“Older people went misty-eyed when they heard Ruan’s name… She represented a time for them when hopes weren’t jaded, when you didn’t have to talk in double speak, when a revolution promised better lives.” Mark Cousins remembering a recent visit to China.
This one is almost too much, the natural dignity of Ruan Lingyu outstanding in a desperate tale of motherly love against all odds provided by a brutal environment and a society determined that it’s all her fault. This is a third world away from the sweet stories of Hollywood and sees Lingyu’s character employed as a prostitute – a goddess by any other name – and enduring the overbearing “protection” of a crime boss in order to provide for her son.

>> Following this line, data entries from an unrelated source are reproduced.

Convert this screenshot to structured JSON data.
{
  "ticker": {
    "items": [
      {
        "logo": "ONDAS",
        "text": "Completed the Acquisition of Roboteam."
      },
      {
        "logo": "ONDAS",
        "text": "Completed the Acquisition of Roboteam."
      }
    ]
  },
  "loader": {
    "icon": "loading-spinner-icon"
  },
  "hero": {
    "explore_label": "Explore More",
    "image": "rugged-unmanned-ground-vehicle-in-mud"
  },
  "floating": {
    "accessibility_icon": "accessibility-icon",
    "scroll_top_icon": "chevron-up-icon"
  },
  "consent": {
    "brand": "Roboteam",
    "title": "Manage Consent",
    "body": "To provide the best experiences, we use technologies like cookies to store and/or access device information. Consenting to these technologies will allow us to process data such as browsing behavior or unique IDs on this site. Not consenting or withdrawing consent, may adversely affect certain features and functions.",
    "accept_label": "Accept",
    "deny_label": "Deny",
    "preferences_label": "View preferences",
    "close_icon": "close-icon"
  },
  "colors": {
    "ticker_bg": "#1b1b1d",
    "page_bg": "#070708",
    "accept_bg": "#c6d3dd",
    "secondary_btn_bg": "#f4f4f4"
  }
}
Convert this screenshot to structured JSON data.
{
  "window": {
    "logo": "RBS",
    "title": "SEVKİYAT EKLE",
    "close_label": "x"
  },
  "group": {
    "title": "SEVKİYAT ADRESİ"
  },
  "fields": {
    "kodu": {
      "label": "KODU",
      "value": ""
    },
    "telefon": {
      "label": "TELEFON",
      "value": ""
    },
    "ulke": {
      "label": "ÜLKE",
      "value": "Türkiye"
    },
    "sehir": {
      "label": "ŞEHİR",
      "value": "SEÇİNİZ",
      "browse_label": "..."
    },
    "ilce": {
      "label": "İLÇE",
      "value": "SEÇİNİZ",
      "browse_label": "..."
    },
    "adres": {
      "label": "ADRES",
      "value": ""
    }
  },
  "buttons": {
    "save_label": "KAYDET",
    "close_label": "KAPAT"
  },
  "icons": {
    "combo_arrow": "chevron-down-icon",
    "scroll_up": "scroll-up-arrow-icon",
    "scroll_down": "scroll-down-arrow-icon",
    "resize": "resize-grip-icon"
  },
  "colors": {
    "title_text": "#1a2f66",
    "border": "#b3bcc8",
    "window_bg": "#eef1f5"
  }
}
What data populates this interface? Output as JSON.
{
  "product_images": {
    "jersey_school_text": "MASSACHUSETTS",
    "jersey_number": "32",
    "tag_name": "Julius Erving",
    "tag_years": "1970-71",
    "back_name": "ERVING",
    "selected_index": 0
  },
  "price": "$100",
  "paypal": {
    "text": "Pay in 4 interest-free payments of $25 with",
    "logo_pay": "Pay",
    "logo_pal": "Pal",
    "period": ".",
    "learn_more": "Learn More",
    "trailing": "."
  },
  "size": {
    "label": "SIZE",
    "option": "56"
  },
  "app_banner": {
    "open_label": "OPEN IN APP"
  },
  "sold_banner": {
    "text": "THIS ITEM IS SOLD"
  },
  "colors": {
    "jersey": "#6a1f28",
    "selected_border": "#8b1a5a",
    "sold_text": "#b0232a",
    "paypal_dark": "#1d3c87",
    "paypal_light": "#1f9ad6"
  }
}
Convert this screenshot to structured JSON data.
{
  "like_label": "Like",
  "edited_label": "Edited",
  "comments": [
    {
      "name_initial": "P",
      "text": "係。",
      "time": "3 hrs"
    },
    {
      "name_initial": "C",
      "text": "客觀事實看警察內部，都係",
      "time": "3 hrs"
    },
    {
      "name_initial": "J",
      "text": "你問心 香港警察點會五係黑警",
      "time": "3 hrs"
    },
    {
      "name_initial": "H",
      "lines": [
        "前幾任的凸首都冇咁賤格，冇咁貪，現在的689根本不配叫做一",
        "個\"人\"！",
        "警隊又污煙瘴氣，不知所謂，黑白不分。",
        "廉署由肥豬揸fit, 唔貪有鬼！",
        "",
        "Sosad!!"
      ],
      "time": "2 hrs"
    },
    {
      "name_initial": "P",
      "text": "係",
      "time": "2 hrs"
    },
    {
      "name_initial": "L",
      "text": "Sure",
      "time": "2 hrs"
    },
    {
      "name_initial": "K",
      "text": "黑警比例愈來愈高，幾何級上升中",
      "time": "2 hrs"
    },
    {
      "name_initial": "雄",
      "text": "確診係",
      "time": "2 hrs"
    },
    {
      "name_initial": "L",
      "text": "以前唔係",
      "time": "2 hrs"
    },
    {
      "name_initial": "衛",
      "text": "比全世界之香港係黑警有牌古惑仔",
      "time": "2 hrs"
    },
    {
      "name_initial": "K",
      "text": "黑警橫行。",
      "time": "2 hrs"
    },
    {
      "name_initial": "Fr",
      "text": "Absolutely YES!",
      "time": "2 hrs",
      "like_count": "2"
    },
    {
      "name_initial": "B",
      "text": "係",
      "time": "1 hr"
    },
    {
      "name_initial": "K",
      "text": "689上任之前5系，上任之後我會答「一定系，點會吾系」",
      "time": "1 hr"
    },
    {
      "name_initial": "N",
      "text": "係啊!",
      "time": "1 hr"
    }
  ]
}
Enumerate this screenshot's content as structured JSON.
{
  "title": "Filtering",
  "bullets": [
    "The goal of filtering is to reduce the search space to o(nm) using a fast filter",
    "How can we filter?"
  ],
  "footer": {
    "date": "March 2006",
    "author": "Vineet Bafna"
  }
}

Even when the kindly head of the school stands up for her he is shouted down by those who cannot see beyond her profession… can’t see even Barbara Stanwyck playing this, not overtly. Yet the Greta Garbo of Shanghai takes it all in her stride and is magnificent.
Written and directed by Wu Yonggang, The Goddess is remarkably bold in its subject matter and reflective of a country in flux between the revolutionary forces of Mao Zedong’s Chinese Communist Party and the nationalist Kuomintang Party led by Chian Kai-chek who had achieved a temporary ascendancy in Shanghai which clearly allowed the urban creative elite full expression.
In the Shanghai of 1934 there were as many as 100,000 women scraping a living as a prostitute: around one on thirteen… In the year of the Long March Chinese society warlords and politicians struggled for control whilst a newly urbanised peasantry lived in squalor.
The film was one of Ruan Lingyu’s last as she committed suicide within a year of its completion – she was only 24 and on this evidence a performer of the highest order with a range of controlled, natural emotion that cuts through in a very modern way. If not the Chinese Garbo of legendary cliché but, as with Greta, someone who works their interior world very hard and yet gives only glimpses of the powerful turmoil just bubbling below.
She’s almost matched by the baby-faced Zhang Zhizhi who plays her pimp, a compulsive gambler and a bully who can smile and smile and indeed be a villain still. But he’s not necessarily the clichéd control freak and psychotic bully boy; he’s weak and irresponsible - another believable character.
|Zhang Zhizhi - nowhere near as friendly as he looks|
Then there is the woman’s son, played by a talented youngling called Keng Li who gives a very good account of himself… The Chinese Jackie Coogan? No, he’s his own boy.
Wu Yonggang’s screenplay had been partly inspired by his observing prostitutes forced smiles as they greeted customers: what horrors lay behind those phoney faces? Wu had spent time in Hollywood and his experience is clear from any number of clever tracking shots, expert close-ups and a wonderful overhead as the woman engages with another client and the two walk off together to more hotel room misery…
|Cold hotel morning|
The woman seeks to find a way to support her son using the only option open to her. She is almost run in by the police but takes shelter with her soon-to-be protector who starts to make her work for him. Not wanting her boy to suffer as she has she starts to hide away money in order to enrol him in school. But prejudice is rife and the other school governors are not so open-minded nor are the parents. Meanwhile the gambling-pimp finally finds the stash of money, is he about the throw away the only chance the boy will ever get?
|Last chance at school?|
No spoilers: Even if this was a Hays dodging pre-code Hollywood film, there would be retribution in store but here the twists and turns have the ring of truth and you’re never certain of the end game as the story plays its course. It remains a genuinely moving experience and a story the resonates strongly still.
Chinese composer Zou Ye’s newly commissioned score moved graceful alongside the film interweaving modern themes with more traditional sequences: a bridge connecting us to the time and the place… Zou Ye conducted the Chinese Philharmonic Orchestra for this recording of a score commissioned by the KT Wong Foundation, an independent body dedicated to fostering cultural exchange between China and the rest of the World.
|Brilliant actor at work|
Sadly, Ruan’s personal life was no less complicated than this film and under huge pressure from the press following her complicated love life, she took an overdose and died less than a year after The Goddess. Her death led to questions being asked about the uncontrolled behaviour of the tabloid press and the rights of celebrities to privacy and a life… and we think we’re so different?
The Goddess is extraordinary proof of the talent that was lost.
It’s available on BFI DVD from 23rd April and you can pre-order it directfrom their online shop now!